NIV is a valuable tool in screening for peripheral arterial disease. The cost of NIV studies is substantially less in comparison to arteriography. Sykes states that overall NIV testing is less than $500 versus angiograms which cost over $2,000.1
It is important to emphasize the role of recognizing peripheral arterial disease and instituting appropriate treatment regimens. A recent study, the Peripheral Arterial Disease (PAD) Detection, Awareness and Treatment in Primary Care, confirmed the relative lack of awareness of PAD by patients and their physicians. Eighty-three percent of patients with prior PAD were aware of their condition, although only 49 percent of physicians were aware of their patients’ diagnosis. Classic claudication was uncommon in 5 to 15 percent of patients.8 The study also confirmed the lack of treatment for patients with PAD in comparison with those having other cardiovascular diseases.8
Dr. Giacalone is a first-year resident and Dr. Khan is a second-year resident at the University of Texas Health Science Center.
Dr. Steinberg is an Assistant Professor in the Department of Orthopaedics/Podiatry Service at the University of Texas Health Science Center.
1. Sykes M and Godsey J. “Vascular Evaluation of the Problem Diabetic Foot.” Clinics in Podiatric Medicine and Surgery. 15(1): 49-74, January 1998.
2. Pellerito J. “Current Approach to Peripheral Arterial Sonography.” Radiologic Clinics of North America. 39(3): 553-67, May 2001.
3. Dawson, et. al. “Treating Intermittent Claudication Secondary to Peripheral Arterial Disease.” Pharmacy and Therapeutics. 24(12): 616-623, December 1999.
4. Hoffman AF. “Evaluation of Arterial Blood Flow in the Lower Extremity.” Clinics in Podiatric Medicine and Surgery. 9(1): 19-56, January 1992.

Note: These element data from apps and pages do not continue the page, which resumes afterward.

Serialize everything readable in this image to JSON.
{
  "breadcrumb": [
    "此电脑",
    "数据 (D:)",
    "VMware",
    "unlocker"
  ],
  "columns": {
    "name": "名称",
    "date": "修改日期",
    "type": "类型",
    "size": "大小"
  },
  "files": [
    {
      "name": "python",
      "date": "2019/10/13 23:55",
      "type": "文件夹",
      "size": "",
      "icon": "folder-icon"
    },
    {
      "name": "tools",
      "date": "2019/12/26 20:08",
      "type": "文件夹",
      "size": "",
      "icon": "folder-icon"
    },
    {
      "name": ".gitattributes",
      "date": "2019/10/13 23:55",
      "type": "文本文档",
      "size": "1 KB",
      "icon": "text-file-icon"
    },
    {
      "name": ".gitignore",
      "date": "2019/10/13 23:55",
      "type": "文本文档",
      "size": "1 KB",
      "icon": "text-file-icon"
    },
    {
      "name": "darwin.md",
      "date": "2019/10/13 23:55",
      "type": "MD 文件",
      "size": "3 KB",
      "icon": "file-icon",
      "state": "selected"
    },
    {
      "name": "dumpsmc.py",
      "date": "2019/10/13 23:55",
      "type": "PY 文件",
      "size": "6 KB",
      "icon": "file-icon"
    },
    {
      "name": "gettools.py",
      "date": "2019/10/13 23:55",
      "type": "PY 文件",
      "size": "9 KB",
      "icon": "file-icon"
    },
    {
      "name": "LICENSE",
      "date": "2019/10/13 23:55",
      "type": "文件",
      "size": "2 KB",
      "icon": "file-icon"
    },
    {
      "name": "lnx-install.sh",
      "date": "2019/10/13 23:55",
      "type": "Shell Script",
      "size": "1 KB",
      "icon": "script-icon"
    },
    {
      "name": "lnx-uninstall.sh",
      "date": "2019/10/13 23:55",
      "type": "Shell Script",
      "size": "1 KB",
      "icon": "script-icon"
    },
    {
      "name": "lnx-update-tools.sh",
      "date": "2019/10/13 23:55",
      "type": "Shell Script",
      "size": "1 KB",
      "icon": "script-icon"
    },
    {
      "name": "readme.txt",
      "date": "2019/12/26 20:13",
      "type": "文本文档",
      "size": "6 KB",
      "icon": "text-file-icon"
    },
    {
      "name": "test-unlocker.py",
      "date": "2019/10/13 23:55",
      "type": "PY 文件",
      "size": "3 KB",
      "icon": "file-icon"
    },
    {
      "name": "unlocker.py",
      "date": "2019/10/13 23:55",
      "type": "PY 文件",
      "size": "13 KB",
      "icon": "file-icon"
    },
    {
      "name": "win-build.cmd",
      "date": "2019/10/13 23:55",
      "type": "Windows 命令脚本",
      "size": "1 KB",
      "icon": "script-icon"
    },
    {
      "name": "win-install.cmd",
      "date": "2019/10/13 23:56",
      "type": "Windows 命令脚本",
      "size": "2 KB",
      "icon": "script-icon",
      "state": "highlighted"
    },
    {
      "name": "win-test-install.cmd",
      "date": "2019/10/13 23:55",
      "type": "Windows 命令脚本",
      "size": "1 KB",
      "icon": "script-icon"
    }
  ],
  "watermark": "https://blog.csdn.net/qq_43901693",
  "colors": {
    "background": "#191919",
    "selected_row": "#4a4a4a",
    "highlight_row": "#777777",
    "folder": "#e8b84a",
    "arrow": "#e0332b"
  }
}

5. Bowker J and Pfeifer M. Levin and O’Neal’s The Diabetic Foot. Edition 6, Mosby, St. Louis, Missouri, 2001
6. Rich K. “Transcutaneous Oxygen Measurements: Implications for nursing.” Journal of Vascular Nursing. 19(2): 55-59, June 2001.
7. Axelrod, et. al. “Cost of Routine Screening for Carotid and Lower Extremity Occlusive Disease in Patients with Abdominal Aortic Aneurysms.” Journal of Vascular Surgery. 35(4): 754-758, April 2002.
8. Dieter, et. al. “The Significance of Lower Extremity Peripheral Arterial Disease.” Clinical Cardiology. 25: 3-10, January 2002.